A new study has revealed that it is possible to detect type-2 diabetes 20 years before it is actually diagnosed. High fasting blood sugar levels and insulin resistance are considered to be factors that signal the onset of diabetes. According to the BBC, the study suggests that timely measures must be taken to curb this. The report also quotes another study according to which type-1 diabetes might be misdiagnosed in individuals after the age of 30.

The study, that was published in The Journal of Endocrine Society, investigated the body mass indexes (BMI), insulin sensitivity and fasting blood sugar levels of 27,000 non-diabetic individuals, from the age of 20 and 50. A higher BMI is indicative of type-2 diabetes. The study was carried out for 11 years, from 2005 to 2016 and tracked the concerned individuals till type-2 diabetes had set in.

Over the years, 1,067 new type-2 diabetes cases were diagnosed. It was deduced by the researchers that those who suffered from type-2 diabetes later in their lives had insulin resistance, high fasting blood sugar levels and higher BMIs, even 10 years before the condition was diagnosed. Since most people who suffer from type-2 diabetes initially go through a pre-diabetes stage, researchers have concluded that the causative factors should b identified.

“Because trials of prevention in people with pre-diabetes seem to be less successful over long-term follow-up, we may need to intervene much earlier than the pre-diabetes stage to prevent progression to full blown diabetes.

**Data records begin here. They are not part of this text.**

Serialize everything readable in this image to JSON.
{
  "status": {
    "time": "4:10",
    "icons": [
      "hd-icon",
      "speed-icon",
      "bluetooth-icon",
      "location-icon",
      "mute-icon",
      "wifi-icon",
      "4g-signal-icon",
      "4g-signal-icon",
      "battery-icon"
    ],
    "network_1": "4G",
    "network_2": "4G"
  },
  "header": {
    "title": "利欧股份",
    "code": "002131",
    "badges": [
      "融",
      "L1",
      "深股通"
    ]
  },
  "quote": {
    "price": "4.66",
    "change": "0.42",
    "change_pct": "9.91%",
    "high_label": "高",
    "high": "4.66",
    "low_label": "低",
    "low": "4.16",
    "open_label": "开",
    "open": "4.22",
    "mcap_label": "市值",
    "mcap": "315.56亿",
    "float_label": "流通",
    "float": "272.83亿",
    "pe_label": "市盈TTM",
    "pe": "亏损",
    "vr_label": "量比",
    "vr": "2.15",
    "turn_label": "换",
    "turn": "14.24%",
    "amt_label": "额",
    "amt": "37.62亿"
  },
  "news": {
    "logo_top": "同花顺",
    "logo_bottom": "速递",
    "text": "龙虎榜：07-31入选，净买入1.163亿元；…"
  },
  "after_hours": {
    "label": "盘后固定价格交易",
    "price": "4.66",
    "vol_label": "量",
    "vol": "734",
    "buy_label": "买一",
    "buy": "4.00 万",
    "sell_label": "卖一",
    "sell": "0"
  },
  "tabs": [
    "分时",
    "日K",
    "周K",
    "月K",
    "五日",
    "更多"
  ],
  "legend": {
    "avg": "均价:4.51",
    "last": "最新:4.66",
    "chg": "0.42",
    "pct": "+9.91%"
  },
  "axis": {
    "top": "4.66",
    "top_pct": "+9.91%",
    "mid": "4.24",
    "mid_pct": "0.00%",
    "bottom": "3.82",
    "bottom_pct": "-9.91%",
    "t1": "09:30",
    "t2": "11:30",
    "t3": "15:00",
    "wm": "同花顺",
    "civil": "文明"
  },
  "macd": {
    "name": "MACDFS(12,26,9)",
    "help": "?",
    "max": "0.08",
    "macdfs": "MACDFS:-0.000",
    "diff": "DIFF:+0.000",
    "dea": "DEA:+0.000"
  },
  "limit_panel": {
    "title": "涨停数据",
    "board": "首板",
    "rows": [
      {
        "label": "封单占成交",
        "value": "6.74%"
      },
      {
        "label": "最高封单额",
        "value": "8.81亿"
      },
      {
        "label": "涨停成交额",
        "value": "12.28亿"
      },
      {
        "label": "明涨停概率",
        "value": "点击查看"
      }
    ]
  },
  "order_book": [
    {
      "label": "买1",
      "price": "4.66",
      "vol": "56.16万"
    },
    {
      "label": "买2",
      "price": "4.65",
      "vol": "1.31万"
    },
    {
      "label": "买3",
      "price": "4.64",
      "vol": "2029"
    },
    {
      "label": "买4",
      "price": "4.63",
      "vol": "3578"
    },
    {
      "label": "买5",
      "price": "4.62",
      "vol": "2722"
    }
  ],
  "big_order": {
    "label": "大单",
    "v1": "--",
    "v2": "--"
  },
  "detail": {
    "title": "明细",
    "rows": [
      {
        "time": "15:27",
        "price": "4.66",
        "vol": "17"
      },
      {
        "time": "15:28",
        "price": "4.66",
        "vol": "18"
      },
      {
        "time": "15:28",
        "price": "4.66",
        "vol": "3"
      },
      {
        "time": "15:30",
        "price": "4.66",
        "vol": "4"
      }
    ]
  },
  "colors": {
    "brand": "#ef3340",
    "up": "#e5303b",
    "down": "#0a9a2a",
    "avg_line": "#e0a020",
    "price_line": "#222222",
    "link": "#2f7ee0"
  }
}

A much earlier intervention trail, either drug or lifestyle-related, is warranted,” Dr Hiroyuki Sagesaka, who led the research, said.